The Amazon Kindle Fire may only have 8GB of storage space, but when properly partitioned that’s plenty of room for more than one operating system. In fact it’s possible to dual boot CyanogenMod 7 and CyanogenMod 9 on the tablet, letting you choose between Android 2.3 and Android 4.0.
The only problem is that most of the tools people have been using to load CyanogenMod or other custom versions of Android on the tablet typically only let you boot one operating system.
But xda-developers forum member eldarerathis has modified the FireFireFire bootloader so that it can be used for a dual boot setup.
The Kindle Fire only has one button: a power button. Normally FireFireFire allows you to hold that button for a few seconds during boot in order to load TWRP or another custom recovery app instead of booting into Android.
The modified version instead lets you bring up a boot menu and choose between “normal boot,” “recovery,” and “alternate boot.”
What that allows eldarerathis to do is load CyanogenMod 7, CyanogenMod 9, or your custom recovery utilities.

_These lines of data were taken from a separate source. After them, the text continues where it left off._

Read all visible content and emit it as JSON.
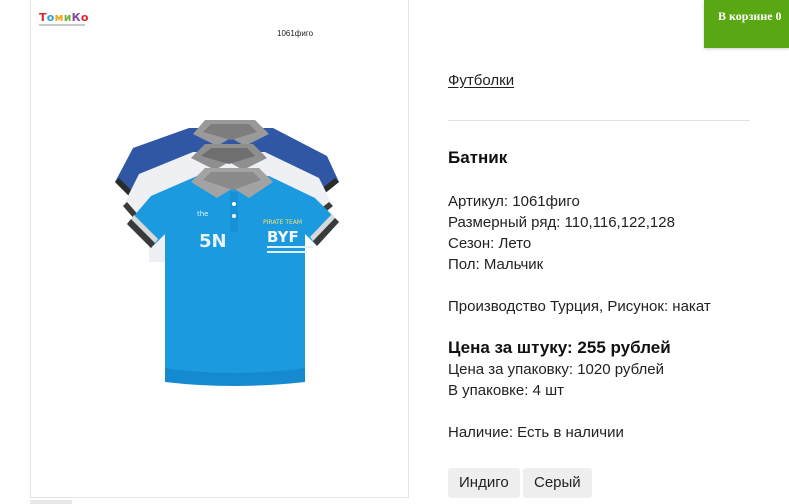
{
  "brand": {
    "logo_letters": [
      "Т",
      "о",
      "м",
      "и",
      "К",
      "о"
    ]
  },
  "photo": {
    "code_label": "1061фиго"
  },
  "cart": {
    "label": "В корзине 0"
  },
  "breadcrumb": {
    "category": "Футболки"
  },
  "product": {
    "title": "Батник",
    "details": [
      "Артикул: 1061фиго",
      "Размерный ряд: 110,116,122,128",
      "Сезон: Лето",
      "Пол: Мальчик"
    ],
    "description": "Производство Турция, Рисунок: накат",
    "price_per_item": "Цена за штуку: 255 рублей",
    "price_per_pack": "Цена за упаковку: 1020 рублей",
    "pack_qty": "В упаковке: 4 шт",
    "availability": "Наличие: Есть в наличии"
  },
  "colors": {
    "options": [
      "Индиго",
      "Серый"
    ]
  },
  "shirt_print": {
    "number": "5N",
    "brand_text": "BYF",
    "team_text": "PIRATE TEAM",
    "small_text": "the"
  },
  "theme": {
    "cart_bg": "#59a713",
    "shirt_front": "#1b9ae0",
    "shirt_back": "#2f57a6",
    "shirt_mid": "#eef0f3",
    "collar": "#9a9a9a"
  }
}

You can find instructions for creating a dual boot Kindle Fire at the xda-developers forum, but note that there is a chance you could mess up your device and you will lose data when you repartition the storage space on your Kindle Fire.
CyanogenMod 2.3 supports hardware video acceleration so that Netflix and YouTube HD video play smoothly. CyanogenMod 9 doesn’t, but it does offer support for Android 4.0 apps and a user interface that’s optimized for tablets.